Just a few years ago, the Nissan and luxury Infiniti brand identities were, at best, foggy. Some argue Infiniti never truly defined itself for luxury consumers since its arrival in 1989. The marketer had the industry's highest U.S. incentives. It was losing money and making product and advertising missteps. The Japanese parent was buried under a pile of debt.
Matters have improved significantly since 1999, when France's Renault acquired a controlling stake in Nissan Motor Co. Debt has been cut dramatically and, as of earlier this year, the marketer has achieved three straight six-month periods of profitability.
The two brands seem to have found their souls. Both have recently started launching the first of a slew of models with a styling and performance flair. Experts predict the offerings will help the brands carve strong images and attract more buyers.

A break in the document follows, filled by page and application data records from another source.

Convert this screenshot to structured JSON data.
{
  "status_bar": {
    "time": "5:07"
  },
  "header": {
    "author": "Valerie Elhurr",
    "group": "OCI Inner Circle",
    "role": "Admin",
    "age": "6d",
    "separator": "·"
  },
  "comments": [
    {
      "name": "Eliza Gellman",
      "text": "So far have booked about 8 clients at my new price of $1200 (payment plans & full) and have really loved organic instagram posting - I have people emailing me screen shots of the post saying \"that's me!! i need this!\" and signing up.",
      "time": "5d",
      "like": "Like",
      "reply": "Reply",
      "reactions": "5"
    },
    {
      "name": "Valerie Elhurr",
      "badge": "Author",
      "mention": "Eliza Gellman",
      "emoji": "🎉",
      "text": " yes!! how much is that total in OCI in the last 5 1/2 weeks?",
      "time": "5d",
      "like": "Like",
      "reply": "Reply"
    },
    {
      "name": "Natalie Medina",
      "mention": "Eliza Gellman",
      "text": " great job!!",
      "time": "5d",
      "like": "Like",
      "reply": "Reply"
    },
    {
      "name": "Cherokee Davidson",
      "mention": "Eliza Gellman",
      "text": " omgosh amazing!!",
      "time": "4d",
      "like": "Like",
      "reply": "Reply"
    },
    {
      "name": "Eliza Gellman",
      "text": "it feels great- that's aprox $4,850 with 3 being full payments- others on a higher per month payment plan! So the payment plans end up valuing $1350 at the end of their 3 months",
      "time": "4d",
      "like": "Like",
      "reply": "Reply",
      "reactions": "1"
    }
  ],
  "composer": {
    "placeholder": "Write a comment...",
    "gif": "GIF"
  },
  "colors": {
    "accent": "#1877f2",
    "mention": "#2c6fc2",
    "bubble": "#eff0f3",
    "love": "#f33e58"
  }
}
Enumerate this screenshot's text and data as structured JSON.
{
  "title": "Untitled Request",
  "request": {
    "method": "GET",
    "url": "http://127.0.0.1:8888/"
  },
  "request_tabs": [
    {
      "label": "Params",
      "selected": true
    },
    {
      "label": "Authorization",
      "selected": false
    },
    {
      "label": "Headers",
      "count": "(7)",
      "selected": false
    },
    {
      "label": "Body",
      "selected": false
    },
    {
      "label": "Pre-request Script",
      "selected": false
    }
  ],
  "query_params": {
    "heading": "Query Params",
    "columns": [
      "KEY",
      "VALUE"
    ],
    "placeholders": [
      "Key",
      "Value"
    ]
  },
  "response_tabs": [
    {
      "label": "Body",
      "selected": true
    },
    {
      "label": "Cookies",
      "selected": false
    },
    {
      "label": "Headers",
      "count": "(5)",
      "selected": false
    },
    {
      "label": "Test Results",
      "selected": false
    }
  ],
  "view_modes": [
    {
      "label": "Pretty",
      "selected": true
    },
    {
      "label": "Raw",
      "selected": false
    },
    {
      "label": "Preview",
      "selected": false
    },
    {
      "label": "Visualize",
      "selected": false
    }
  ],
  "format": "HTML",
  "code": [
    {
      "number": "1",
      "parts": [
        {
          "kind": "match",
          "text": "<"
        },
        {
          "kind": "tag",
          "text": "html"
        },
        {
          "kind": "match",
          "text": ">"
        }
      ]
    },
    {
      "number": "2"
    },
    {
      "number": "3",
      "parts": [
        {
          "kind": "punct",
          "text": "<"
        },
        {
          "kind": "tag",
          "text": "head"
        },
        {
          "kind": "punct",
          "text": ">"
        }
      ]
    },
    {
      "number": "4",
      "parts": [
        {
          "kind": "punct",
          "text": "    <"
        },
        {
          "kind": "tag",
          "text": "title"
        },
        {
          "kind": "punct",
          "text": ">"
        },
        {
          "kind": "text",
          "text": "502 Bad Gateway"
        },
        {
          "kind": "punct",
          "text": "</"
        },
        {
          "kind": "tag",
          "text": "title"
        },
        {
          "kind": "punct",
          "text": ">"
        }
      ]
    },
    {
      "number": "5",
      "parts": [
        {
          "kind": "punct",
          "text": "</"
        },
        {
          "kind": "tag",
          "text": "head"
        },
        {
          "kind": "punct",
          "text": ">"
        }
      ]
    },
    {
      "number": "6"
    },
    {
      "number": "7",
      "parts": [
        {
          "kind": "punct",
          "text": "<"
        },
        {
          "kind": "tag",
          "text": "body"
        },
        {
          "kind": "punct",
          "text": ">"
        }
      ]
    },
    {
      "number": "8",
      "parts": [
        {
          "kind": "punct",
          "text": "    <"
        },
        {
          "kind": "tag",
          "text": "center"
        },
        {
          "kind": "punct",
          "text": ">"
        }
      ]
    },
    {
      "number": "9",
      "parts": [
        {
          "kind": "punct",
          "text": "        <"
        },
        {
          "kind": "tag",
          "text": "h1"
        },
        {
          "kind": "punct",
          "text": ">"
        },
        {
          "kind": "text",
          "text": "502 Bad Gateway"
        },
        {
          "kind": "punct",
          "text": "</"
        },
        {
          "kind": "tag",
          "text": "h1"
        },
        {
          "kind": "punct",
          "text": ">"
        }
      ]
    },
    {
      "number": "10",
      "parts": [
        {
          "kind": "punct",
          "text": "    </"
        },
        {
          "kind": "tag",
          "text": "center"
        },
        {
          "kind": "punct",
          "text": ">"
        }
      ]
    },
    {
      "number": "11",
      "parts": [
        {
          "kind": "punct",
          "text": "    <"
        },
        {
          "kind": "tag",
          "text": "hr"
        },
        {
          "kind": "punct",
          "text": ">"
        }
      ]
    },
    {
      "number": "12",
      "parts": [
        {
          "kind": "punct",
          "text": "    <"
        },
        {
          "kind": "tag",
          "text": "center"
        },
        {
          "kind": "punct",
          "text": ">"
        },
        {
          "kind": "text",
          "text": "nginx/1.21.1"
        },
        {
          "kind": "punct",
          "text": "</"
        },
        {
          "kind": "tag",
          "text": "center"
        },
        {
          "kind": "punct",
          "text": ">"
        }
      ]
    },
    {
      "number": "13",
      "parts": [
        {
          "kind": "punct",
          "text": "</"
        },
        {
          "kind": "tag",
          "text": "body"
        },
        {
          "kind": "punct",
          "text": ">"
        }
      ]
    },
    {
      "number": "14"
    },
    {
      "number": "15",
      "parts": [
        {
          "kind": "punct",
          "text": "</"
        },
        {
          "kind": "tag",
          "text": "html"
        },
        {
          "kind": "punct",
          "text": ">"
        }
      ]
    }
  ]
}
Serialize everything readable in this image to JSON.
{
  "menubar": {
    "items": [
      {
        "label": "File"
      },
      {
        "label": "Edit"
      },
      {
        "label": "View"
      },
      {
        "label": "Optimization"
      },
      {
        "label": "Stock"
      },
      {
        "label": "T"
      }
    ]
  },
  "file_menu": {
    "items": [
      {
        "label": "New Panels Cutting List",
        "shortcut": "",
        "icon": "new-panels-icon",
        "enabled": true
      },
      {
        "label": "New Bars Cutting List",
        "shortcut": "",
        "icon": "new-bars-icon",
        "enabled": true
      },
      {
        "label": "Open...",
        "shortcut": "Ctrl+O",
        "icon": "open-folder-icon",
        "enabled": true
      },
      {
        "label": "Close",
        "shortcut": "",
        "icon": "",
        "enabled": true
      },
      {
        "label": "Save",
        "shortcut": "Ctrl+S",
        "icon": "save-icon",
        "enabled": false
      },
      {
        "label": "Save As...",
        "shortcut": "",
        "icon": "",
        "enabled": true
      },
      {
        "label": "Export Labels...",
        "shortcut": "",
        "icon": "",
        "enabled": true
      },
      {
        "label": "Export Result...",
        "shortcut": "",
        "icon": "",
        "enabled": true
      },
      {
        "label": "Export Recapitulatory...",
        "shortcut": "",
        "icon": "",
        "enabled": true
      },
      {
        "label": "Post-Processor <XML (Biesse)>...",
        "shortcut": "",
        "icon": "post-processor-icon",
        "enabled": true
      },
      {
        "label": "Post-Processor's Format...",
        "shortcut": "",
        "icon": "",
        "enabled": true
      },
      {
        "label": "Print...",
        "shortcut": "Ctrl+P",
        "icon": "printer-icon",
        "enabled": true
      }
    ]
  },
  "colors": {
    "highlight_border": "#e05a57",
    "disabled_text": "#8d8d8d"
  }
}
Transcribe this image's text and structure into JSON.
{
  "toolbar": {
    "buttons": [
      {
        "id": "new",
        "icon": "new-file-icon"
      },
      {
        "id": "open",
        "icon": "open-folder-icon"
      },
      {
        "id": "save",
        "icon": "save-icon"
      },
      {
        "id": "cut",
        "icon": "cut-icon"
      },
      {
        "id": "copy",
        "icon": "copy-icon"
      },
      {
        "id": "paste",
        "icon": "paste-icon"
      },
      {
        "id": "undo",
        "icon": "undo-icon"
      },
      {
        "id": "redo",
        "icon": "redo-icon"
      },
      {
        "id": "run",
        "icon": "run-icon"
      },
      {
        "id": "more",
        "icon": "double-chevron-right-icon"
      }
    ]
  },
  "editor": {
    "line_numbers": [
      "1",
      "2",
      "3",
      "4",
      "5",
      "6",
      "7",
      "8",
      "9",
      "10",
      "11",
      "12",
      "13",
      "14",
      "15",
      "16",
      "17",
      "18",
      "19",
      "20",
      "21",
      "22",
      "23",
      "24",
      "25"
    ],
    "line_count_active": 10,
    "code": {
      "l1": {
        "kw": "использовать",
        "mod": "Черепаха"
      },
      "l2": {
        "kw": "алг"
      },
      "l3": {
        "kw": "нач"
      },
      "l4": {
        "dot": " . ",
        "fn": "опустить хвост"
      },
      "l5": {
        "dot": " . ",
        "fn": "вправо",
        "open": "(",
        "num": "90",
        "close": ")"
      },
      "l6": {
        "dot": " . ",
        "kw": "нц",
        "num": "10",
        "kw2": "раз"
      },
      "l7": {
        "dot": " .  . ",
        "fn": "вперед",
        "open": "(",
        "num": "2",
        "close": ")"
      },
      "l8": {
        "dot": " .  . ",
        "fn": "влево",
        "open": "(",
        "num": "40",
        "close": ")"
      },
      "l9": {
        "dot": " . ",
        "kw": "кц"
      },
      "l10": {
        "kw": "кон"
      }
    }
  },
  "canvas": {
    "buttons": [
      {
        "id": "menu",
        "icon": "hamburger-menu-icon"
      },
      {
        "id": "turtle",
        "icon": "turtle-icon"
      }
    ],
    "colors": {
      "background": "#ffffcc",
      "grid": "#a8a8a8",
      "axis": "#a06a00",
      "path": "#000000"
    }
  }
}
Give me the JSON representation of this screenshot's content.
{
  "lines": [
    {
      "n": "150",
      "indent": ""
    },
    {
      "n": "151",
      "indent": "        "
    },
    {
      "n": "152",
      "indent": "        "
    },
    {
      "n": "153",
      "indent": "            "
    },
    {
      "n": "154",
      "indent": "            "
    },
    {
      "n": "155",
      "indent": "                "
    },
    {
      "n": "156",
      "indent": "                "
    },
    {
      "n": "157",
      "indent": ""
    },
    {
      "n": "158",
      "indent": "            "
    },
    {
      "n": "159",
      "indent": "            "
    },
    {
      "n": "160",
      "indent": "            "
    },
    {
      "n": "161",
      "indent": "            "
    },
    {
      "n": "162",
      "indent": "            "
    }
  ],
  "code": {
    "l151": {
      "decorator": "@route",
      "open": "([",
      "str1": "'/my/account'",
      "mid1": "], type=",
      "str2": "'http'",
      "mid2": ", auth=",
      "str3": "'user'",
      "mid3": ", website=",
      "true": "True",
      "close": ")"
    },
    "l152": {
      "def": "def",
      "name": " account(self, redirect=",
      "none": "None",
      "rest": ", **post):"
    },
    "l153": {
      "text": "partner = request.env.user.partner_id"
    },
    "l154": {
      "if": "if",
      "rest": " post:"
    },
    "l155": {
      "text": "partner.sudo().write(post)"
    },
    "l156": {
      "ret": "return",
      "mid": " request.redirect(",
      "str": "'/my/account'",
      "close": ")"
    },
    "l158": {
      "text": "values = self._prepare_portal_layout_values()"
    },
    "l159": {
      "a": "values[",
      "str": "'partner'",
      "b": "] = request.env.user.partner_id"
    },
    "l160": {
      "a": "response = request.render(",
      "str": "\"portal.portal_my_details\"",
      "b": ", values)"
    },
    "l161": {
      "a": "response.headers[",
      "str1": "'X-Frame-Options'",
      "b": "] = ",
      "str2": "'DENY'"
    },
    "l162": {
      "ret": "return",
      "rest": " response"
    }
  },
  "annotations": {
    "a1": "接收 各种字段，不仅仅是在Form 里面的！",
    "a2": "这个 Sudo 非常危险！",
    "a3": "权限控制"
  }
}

"I feel like I walked into a business with all the stars aligned," said Steve Wilhite, who joined the automaker late last year as VP-marketing, overseeing both Nissan and Infiniti. "My mission in North America is to develop marketing communications that are as brilliant and inventive as the products we're bringing to market over the next 18 months."
Mr. Wilhite has been on the turnaround trail before. He helped revive the fallen Volkswagen of America marque during a nine-year run ending in early 1999. As core process leader-sales and marketing, he was essentially VW's marketing chief. After a quick stint at Excelsior-Henderson Motorcycle Manufacturing Co. as VP-sales and marketing, he landed at Apple Computer as VP-marketing communications in April 1999.
"Nissan and Infiniti were undermarketed and poorly marketed over an extended period of time," he said. "That work had a profoundly negative impact on the business and the brands' value. You can blame us. You can blame the agency." He dubbed Infiniti's ads as "all over the map" and not capturing the spirit of the brand. "They weren't confident. They were apologies because we didn't fit some expected mold."
Shortly after his arrival, Mr. Wilhite halted work on launch ads for Infiniti's G35 sports sedan. That was 2 1/2 months before the blitz, which arrived in late March. The executions, from Omnicom Group's TBWA/Chiat/Day, Playa del Rey, Calif., "went from being very exclusive to being very invitational," he explained. "We tried to capture the magic of expectations and promise of new technology, new designs and new performance capabilities." He added: "Chiat is a fabulous agency. ... I'd go to war for those people."
Infiniti spent $108.6 million in U.S. measured media last year vs. $124.4 million in 2000, said Taylor Nelson Sofres' CMR. Last week, Infiniti reported March was its best sales month ever with 8,628 units sold, 500 more than last March. Still, the brand's first-quarter sales slipped by 1.9% to 18,645 units vs. the same period a year ago.
The G35 ads showcase the car's performance and technology, positioning it as a driver's car. Infiniti expands its portfolio this fall with the 2003 G35 coupe and M45 sedan. The M45 sedan, which will in the low $40,000s, won't replace the brand's flagship Q45, which starts around $50,000. The FX45 sport utility arrives early next year.
"The future of Infiniti is clearly in the hands of our new products," said Mark McNabb, VP-general manager of Infiniti. "Both G35 models [the sedan and coupe] will help Infiniti in terms of sales, image and momentum."
Wes Brown, an analyst with consultancy Nextrend, is impressed both brands have been able to bring out such stylish vehicles in just over two years. He predicted a year from now, with the new models, Infiniti "will be well on their way." Infiniti is a bit behind its revival than Nissan, partly due to the hyper-competitive luxury segment.
the Z returns
The 2002 Nissan Altima sedan was the first expression of the Nissan brand's positioning. It arrived last fall with TBWA's ads touting it as "the cure for the common car." Nissan's Z sports car, which disappeared after the 1996 model, returns as the 350Z this summer. The 2003 Murano sport utility arrives this fall. Next year, a total redo is planned for the Quest minivan and Maxima sedan.
Nissan spent $426.4 million in measured media last year vs. $489 million in 2000, CMR reports. Nissan reported last week its first-quarter sales rose to 170,417 vehicles, an 11.9% jump from the same period a year ago.
Until recently, Nissan and Infiniti had been reluctant to take styling risks in an attempt to compete with the conservative looks of Toyota Motor Sales USA and American Honda Motor Co., said Susan Jacobs, president of consultancy Jacobs & Associates. Nissan's and Infiniti's new models will "reinforce the themes that these brands are moving forward," she said. "Their strategy is very well coordinated across the products, marketing and pricing, which is key for those brands to build momentum."
Nissan North America
Marketing chief: Steve Wilhite, VP-marketing
Agency: Omnicom's TBWA/Chiat/ Day, Playa del Rey, Calif.